__TRY IT__. Search the entries for the word "title". Copy every line where it turns up.

__DATA EXTRACTS__.
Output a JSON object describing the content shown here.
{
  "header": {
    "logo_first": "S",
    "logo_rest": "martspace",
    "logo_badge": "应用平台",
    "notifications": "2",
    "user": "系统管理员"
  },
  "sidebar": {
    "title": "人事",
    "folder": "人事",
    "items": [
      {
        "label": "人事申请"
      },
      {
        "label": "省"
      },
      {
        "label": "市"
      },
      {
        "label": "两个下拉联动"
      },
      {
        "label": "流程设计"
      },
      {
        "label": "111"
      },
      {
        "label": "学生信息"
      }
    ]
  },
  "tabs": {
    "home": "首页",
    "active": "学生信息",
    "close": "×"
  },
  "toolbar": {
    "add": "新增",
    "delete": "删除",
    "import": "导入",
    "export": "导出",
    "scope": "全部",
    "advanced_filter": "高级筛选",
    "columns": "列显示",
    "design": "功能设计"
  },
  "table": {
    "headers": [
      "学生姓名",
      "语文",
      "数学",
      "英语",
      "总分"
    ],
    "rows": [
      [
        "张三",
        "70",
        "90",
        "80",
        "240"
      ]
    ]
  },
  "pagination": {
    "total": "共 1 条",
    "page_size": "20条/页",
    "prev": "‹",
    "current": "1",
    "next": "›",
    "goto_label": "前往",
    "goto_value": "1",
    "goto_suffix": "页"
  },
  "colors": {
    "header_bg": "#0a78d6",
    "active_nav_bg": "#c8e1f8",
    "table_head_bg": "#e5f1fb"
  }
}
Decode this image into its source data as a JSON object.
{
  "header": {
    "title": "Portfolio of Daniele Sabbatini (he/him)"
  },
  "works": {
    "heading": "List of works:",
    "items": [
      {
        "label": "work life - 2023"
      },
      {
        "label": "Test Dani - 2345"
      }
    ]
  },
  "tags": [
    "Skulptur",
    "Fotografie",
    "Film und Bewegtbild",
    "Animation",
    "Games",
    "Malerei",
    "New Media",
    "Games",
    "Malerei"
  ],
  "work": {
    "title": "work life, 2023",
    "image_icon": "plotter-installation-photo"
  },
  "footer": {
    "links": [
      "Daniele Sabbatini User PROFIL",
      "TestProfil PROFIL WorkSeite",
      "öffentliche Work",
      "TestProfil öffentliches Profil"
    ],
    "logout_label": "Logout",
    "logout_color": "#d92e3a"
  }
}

__REPLY TO THE TASK__.
    "title": "人事",
    "title": "Portfolio of Daniele Sabbatini (he/him)"
    "title": "work life, 2023",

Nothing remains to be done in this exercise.